Understanding their minds, Krishna agreed to accept the princesses. After arranging new clothing for them, He placed them on palanquins and sent them off to Dvaraka, along with the great deal of wealth He had collected, including sixty-four white four-tusked elephants that were descended from Airavata.
Krishna next took Satyabhama to Amaravati, the abode of the heavenly king, Indra. After being given his mother’s earrings, Indra and his wife worshiped Krishna and His consort in return.
Then, while returning home, Krishna remembered His promise to give Satyabhama a parijata flower. Once, Narada had given one such flower to Rukmini, making Satyabhama feel that she was being slighted. Now, Satyabhama asked for a parijata flower. Thus, it came to pass that at Krishna’s insistence, she uprooted a whole plant and placed it on the back of Garuda.
When they saw this, the demigods became very irritated that the plant was taken without their permission. Indeed, with Indra at the helm, they came and objected, and when Krishna remained adamant, there was a fight. After defeating Indra and all the demigods, Krishna planted the parijata in the garden of Satyabhama’s palace, and because of its fragrance, the celestial swans (or, perhaps bees) also migrated.

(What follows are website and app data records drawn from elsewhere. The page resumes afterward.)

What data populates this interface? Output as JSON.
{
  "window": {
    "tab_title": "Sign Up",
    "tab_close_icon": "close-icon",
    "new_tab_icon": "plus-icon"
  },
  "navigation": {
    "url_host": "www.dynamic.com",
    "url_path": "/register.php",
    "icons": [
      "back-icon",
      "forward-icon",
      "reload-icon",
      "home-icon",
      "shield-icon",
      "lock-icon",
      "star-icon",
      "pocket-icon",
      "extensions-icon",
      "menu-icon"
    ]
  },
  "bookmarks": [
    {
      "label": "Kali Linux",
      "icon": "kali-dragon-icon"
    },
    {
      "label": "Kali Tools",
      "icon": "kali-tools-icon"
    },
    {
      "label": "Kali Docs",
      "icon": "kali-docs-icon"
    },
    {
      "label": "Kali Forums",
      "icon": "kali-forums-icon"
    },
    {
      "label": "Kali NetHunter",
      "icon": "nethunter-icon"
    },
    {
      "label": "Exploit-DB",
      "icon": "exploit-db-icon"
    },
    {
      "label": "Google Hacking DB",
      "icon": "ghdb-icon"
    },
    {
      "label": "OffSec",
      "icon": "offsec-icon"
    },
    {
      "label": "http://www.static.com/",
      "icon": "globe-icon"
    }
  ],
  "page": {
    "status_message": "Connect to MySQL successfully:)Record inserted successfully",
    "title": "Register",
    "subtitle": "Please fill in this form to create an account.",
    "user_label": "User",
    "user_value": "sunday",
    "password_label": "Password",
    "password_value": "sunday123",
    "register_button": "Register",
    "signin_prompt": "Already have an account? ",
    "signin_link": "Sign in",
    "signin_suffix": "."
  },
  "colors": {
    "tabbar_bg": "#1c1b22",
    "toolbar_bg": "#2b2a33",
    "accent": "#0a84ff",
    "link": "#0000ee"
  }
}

Even after Indra had bowed down to Lord Krishna and touched His lotus feet with his crown, still, by a slight turn in the course of events, he chose to fight with the Supreme Lord. What ignorance there is among the gods! To hell with their opulence! In this world, wealth and power generally produces arrogance, thus paving the way to hell.
After returning to Dvaraka, Krishna expanded Himself into a separate form for each bride and then married the 16,100 princesses (each one an expansion of Lakshmi) simultaneously, each in her own palace. Thereafter, Lord Krishna remained in each of His queens’ palaces, acting just like an ordinary husband. Their conjugal relationship with Him steadily developed as they pleased Him with their smiling glances in ever-fresh intimacy, replete with joking and feminine shyness.
Although each queen had thousands of maidservants, they chose to personally serve their Lord by receiving Him, seating Him, presenting Him with articles for worship, washing His lotus feet, massaging His legs, fanning Him, decorating Him with garlands, combing His hair, bathing Him, feeding Him with nice dishes, and asking Him to lay down to rest.